** INPUT DATA **
* * * *

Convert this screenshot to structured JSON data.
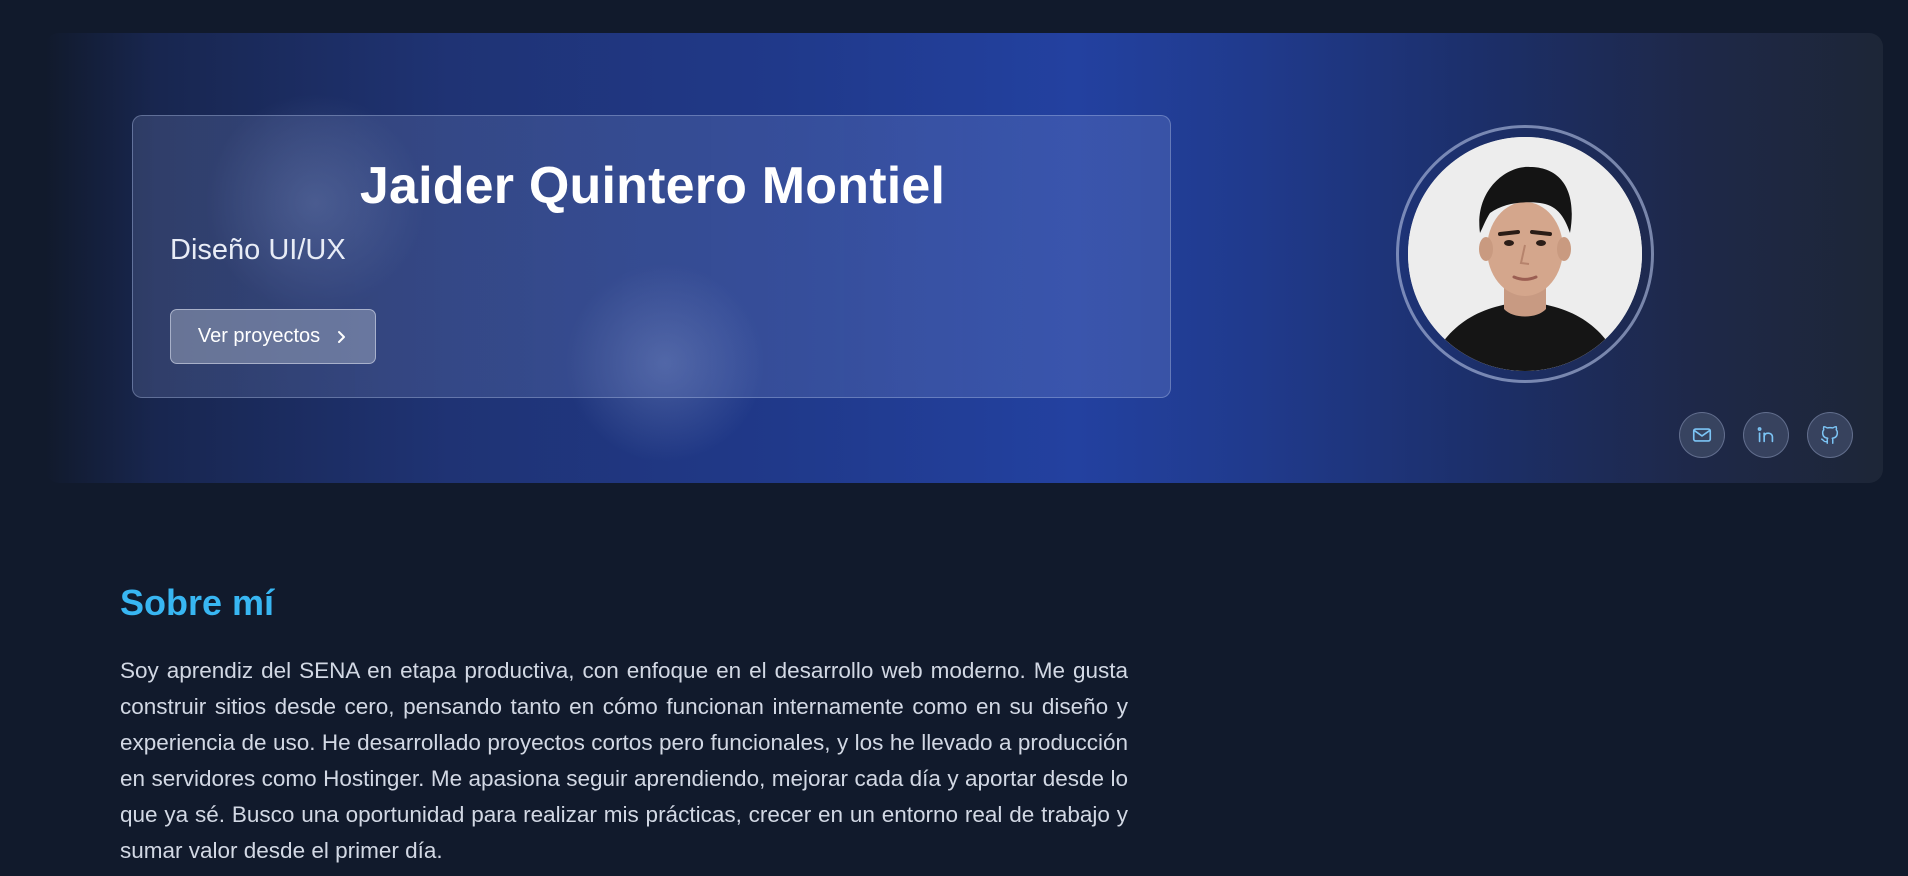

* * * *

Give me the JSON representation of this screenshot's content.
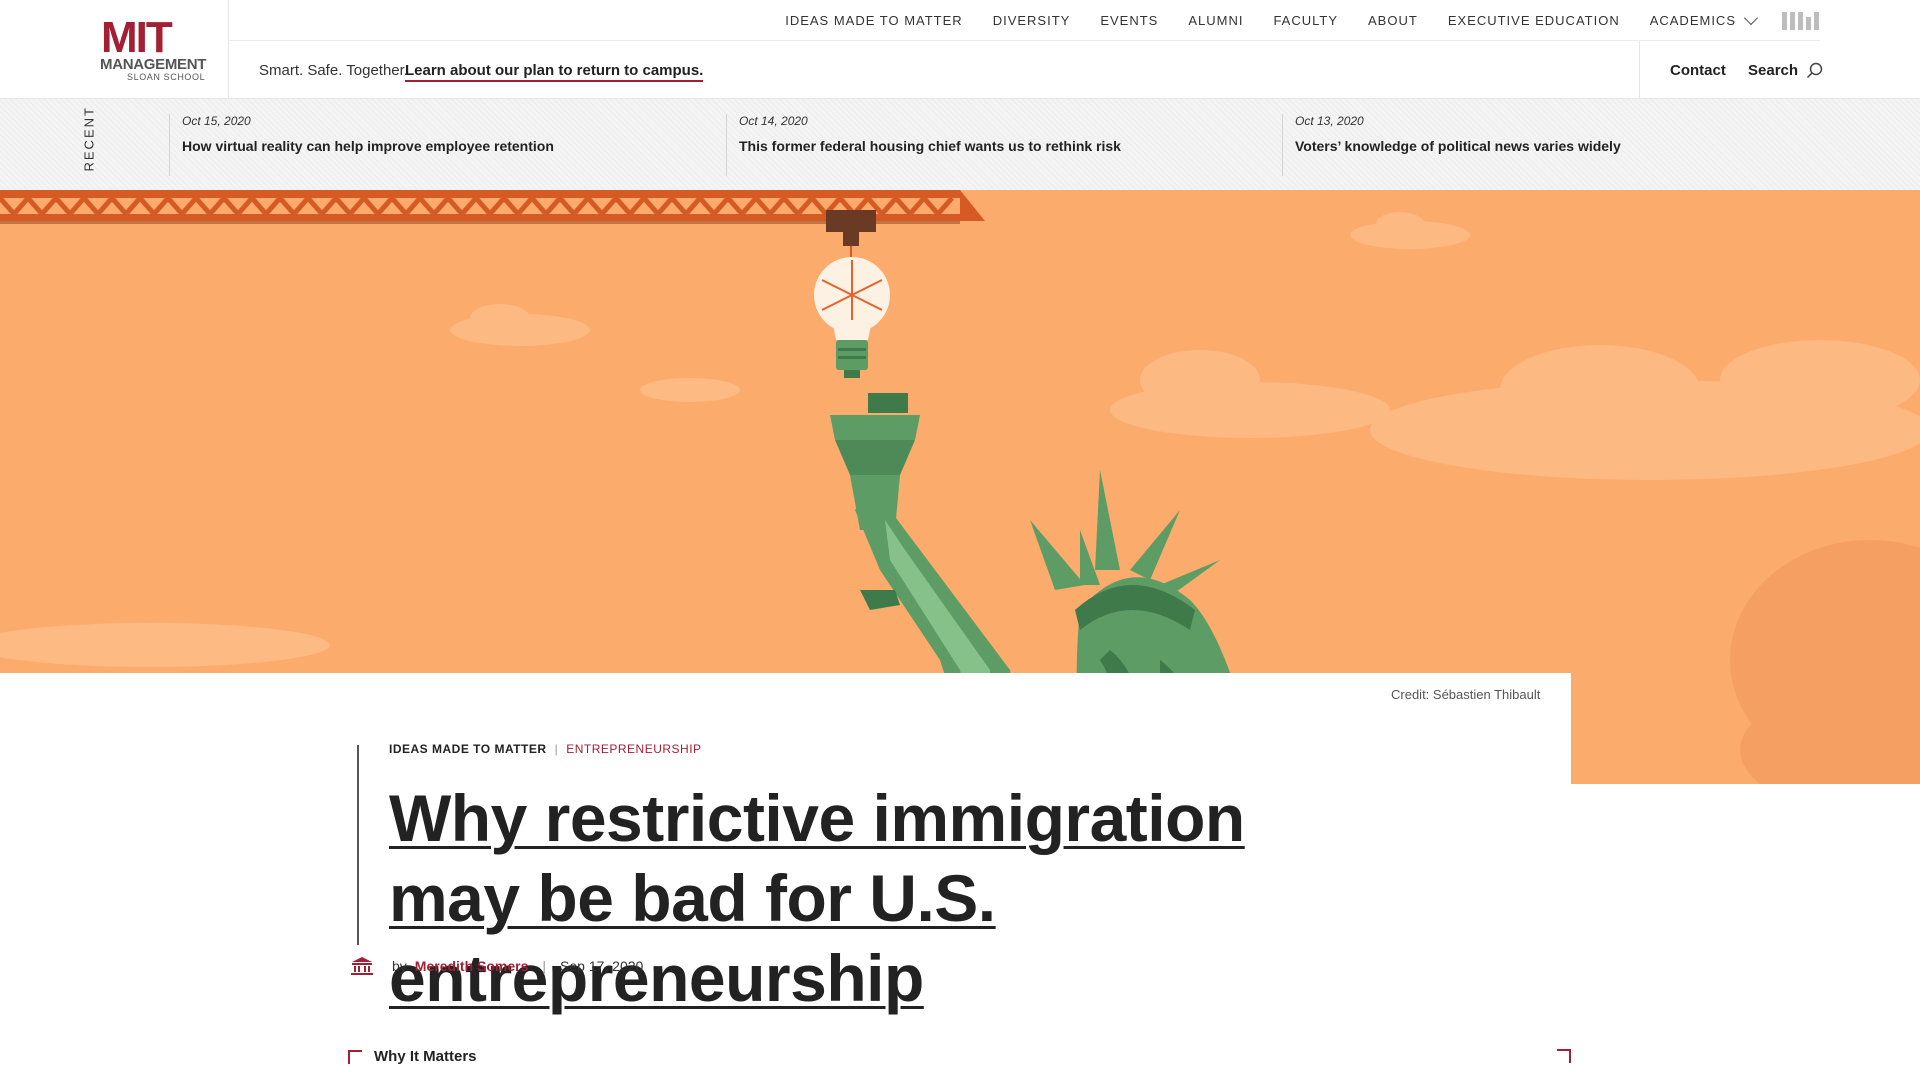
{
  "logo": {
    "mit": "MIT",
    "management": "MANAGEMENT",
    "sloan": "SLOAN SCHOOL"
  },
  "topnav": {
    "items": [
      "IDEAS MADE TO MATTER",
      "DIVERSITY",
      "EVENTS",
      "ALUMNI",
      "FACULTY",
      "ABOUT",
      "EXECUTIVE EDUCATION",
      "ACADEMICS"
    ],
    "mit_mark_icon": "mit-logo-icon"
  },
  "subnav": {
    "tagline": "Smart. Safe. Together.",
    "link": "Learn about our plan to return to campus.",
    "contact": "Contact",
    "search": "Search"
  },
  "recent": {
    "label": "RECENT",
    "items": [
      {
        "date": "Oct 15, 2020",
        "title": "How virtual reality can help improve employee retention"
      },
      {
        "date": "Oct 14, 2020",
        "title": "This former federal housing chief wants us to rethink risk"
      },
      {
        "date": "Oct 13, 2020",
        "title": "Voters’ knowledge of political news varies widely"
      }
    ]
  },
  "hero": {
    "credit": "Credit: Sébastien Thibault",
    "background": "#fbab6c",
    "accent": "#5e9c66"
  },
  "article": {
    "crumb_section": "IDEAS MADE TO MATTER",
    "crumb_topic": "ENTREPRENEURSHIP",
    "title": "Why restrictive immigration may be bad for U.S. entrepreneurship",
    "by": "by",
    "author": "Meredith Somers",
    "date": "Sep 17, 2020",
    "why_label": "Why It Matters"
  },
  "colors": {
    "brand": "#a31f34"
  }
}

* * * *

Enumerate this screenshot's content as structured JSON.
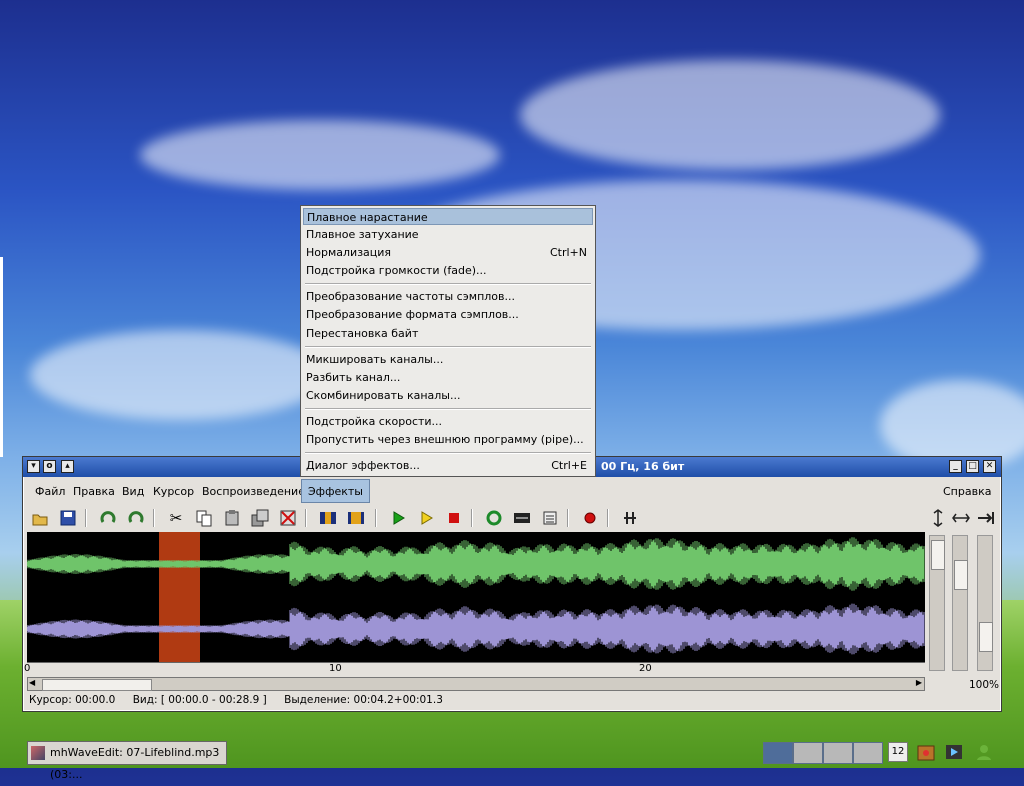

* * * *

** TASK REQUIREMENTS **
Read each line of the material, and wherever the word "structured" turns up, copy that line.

** REPLY **
Convert this screenshot to structured JSON data.
Enumerate this screenshot's content as structured JSON.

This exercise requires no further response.